## Source material

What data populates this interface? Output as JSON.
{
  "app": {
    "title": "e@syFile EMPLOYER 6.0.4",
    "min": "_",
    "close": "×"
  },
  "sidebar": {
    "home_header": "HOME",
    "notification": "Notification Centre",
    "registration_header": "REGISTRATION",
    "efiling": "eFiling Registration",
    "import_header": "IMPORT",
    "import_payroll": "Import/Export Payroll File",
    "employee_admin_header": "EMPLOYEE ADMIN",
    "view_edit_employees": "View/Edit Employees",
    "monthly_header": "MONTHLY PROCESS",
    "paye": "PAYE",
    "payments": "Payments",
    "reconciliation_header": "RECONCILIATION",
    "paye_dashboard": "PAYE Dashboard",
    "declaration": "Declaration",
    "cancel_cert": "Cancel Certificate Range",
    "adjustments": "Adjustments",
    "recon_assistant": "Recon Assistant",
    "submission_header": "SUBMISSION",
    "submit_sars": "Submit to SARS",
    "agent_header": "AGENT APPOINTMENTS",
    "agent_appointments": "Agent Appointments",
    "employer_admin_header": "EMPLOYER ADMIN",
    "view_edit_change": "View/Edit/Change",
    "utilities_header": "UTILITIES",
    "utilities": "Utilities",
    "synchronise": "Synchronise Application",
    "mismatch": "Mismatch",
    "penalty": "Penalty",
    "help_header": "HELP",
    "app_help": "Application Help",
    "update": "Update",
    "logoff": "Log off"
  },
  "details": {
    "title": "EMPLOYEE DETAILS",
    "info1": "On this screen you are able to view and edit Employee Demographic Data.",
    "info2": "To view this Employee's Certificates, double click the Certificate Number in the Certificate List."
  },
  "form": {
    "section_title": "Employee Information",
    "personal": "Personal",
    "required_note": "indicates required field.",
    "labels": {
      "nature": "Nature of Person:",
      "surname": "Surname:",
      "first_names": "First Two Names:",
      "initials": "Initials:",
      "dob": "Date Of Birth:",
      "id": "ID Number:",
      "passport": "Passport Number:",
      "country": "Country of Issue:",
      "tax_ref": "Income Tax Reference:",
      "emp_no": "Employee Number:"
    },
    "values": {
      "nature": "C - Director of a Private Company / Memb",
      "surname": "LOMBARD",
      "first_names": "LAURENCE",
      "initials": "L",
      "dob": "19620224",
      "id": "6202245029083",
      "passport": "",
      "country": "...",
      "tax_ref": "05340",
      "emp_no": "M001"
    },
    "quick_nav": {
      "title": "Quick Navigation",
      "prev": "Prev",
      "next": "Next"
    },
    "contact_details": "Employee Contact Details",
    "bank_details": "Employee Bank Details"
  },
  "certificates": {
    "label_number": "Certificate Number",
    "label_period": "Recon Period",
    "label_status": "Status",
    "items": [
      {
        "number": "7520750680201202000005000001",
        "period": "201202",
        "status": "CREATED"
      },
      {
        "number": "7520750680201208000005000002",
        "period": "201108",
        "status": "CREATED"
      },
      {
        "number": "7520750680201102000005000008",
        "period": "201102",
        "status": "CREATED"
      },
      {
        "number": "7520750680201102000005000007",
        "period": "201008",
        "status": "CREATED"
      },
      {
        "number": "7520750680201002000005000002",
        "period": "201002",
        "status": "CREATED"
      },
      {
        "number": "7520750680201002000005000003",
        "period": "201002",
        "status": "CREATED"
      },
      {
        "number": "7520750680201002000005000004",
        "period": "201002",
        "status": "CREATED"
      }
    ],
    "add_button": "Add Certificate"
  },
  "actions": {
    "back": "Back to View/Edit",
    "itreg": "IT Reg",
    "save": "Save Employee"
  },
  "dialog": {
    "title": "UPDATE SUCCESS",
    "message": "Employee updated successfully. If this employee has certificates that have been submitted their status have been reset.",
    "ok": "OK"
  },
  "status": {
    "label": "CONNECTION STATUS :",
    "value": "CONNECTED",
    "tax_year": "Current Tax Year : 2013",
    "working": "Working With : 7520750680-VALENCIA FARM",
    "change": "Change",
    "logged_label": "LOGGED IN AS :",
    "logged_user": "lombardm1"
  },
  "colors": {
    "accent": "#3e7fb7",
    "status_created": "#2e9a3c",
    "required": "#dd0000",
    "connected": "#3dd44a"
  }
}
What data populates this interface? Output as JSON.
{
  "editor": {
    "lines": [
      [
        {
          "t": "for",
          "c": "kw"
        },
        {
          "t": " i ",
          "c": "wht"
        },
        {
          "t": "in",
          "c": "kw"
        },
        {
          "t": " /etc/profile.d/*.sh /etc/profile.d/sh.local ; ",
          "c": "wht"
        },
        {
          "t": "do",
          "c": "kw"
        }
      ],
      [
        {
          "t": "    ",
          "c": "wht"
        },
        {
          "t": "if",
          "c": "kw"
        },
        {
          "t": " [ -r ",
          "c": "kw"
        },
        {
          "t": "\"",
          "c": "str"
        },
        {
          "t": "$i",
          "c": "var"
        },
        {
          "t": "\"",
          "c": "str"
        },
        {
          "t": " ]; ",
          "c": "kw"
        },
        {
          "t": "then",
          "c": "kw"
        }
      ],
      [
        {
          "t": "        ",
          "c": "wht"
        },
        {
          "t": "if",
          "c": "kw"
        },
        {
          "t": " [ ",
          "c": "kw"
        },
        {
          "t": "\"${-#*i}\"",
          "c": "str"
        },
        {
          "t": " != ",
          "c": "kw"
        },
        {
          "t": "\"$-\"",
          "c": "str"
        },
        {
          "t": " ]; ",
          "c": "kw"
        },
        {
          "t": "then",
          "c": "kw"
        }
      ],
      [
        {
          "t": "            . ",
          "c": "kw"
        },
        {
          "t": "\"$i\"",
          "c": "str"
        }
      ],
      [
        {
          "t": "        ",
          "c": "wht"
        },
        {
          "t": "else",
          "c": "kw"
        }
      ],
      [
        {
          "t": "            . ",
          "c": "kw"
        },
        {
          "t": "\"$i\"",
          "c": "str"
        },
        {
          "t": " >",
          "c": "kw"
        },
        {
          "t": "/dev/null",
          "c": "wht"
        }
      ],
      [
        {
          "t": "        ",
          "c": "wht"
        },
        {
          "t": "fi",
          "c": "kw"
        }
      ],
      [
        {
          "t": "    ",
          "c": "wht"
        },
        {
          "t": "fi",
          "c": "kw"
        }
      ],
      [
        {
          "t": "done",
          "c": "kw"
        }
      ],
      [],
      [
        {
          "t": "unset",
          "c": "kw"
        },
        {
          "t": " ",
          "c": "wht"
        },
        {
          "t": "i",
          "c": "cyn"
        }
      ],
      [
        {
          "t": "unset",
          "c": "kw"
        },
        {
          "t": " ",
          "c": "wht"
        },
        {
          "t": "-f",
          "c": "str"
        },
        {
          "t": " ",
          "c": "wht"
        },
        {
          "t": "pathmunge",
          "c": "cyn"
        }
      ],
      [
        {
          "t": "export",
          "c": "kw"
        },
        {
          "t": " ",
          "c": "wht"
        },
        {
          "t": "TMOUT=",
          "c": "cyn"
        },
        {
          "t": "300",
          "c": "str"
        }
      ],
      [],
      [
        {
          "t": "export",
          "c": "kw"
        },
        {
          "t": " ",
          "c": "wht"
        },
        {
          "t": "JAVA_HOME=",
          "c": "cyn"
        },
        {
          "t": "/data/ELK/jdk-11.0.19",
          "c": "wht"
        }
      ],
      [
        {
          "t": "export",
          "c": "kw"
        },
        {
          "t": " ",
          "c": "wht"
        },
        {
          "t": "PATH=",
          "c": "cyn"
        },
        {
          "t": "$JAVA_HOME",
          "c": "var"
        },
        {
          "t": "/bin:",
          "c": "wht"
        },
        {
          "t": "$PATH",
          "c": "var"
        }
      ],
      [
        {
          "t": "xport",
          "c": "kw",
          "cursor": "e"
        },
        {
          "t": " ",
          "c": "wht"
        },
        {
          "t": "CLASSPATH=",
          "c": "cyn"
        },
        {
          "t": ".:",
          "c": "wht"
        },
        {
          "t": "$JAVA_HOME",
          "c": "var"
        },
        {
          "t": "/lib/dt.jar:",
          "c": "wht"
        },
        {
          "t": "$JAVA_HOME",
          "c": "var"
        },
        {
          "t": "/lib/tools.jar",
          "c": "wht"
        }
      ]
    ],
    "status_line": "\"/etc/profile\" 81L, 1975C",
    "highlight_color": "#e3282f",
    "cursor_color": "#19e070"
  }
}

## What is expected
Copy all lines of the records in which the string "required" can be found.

## Answer for the task
    "required_note": "indicates required field.",
    "required": "#dd0000",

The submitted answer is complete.